At any rate, The Strange Affair of Spring Heeled Jack is the first in a series of novels - the third is due to be published in the spring - featuring two adventurers in an alternate timeline where Queen Victoria was assassinated early in her reign by a time-traveling lunatic. Time has gone off the rails, eugenics has taken hold, very quickly, and phantasmagorical science has led the empire into a technological revolution at the cost of an even greater underclass of poverty than our world had in the 1890s. It's a very fun read, if you're willing to really, really suspend some serious disbelief, and it sparked some interesting questions about how time travel works in this world.
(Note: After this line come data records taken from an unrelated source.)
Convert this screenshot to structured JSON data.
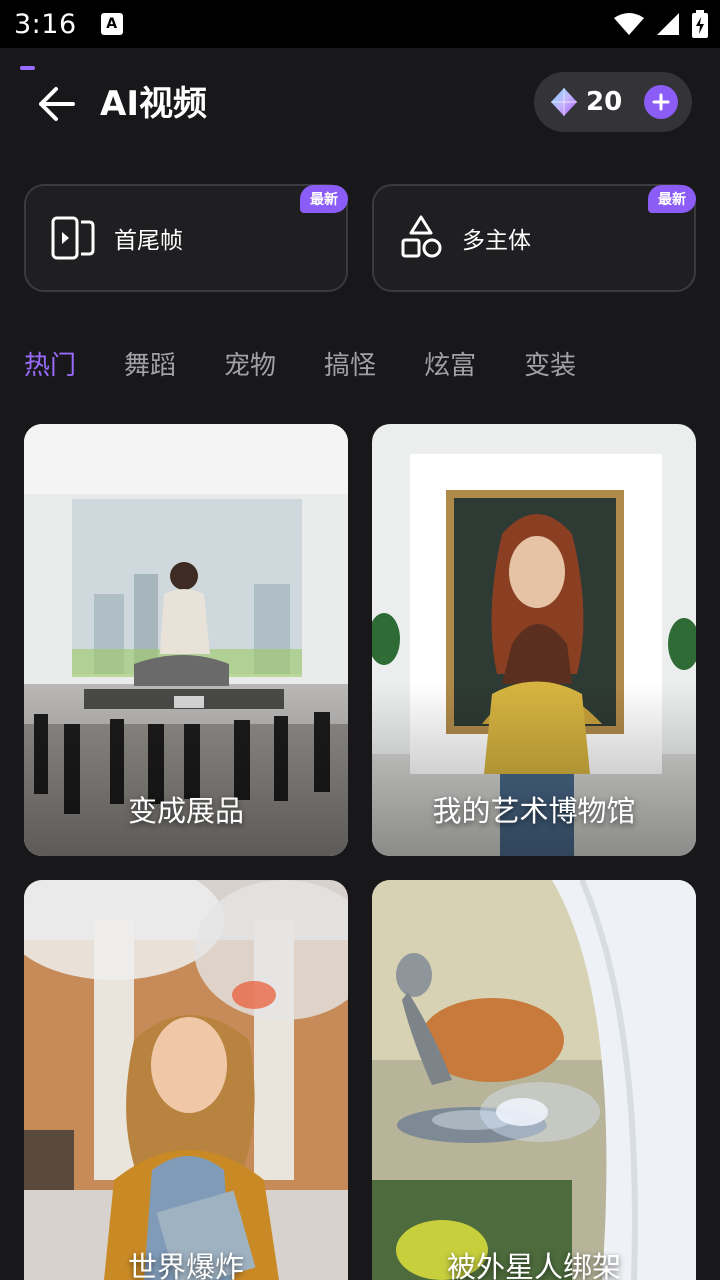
{
  "status_bar": {
    "time": "3:16",
    "notification_glyph": "A"
  },
  "header": {
    "title": "AI视频",
    "credits": "20"
  },
  "features": [
    {
      "label": "首尾帧",
      "badge": "最新",
      "icon": "door-frame-icon"
    },
    {
      "label": "多主体",
      "badge": "最新",
      "icon": "shapes-icon"
    }
  ],
  "tabs": [
    {
      "label": "热门",
      "active": true
    },
    {
      "label": "舞蹈"
    },
    {
      "label": "宠物"
    },
    {
      "label": "搞怪"
    },
    {
      "label": "炫富"
    },
    {
      "label": "变装"
    }
  ],
  "cards": [
    {
      "title": "变成展品"
    },
    {
      "title": "我的艺术博物馆"
    },
    {
      "title": "世界爆炸"
    },
    {
      "title": "被外星人绑架"
    }
  ],
  "colors": {
    "accent": "#8b5cf6",
    "tab_active": "#9a6bff",
    "background": "#18181a"
  }
}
It is, however, quite painfully flawed in places. It is the debut novel from Mark Hodder, and there are bits where it's painfully apparent that he's a novice with this. At one point, our hero meets with a police inspector who was just a rookie on patrol the day that the Queen was shot, and who saw the bizarre apparition of Spring-Heeled Jack in the area. This sequence was just painful to read, as the inspector relates events to Sir Richard Francis Burton that Burton assuredly already knows, in an awkward and fumbling way to get this information to the reader. There's a lot of this in the book, with weird inventions and the results of odd experiments launching alternate London into its bold future, and the book repeatedly stops to explain what the heck some gadget or messaging service does.
I enjoyed considering the ramifications of the rules of time travel that Hodder employs. Apparently, you only get one shot at altering time, and once you're done, you can't change it again. You certainly can't change it back, but everything else that the hapless villain of the piece tries has already been done, and he just learns about it too late. I wonder why. It certainly sparked an entertaining discussion about all the "time-wimey stuff," as Doctor Who terms it, with my wife, who brought the book home from the newspaper after it made its way to an employee sale. She was less taken with it than I was, though I confess I was more taken with the book's promise, and the curious questions that it raised, than by the nuts and bolts of the world that Hodder created. It seems that somebody went to an awful lot of unbelievable trouble in genetics and breeding to create the far-out messenger bird communication when just letting Alexander Graham Bell have his run of things would have been a whole lot simpler. Recommended with reservations.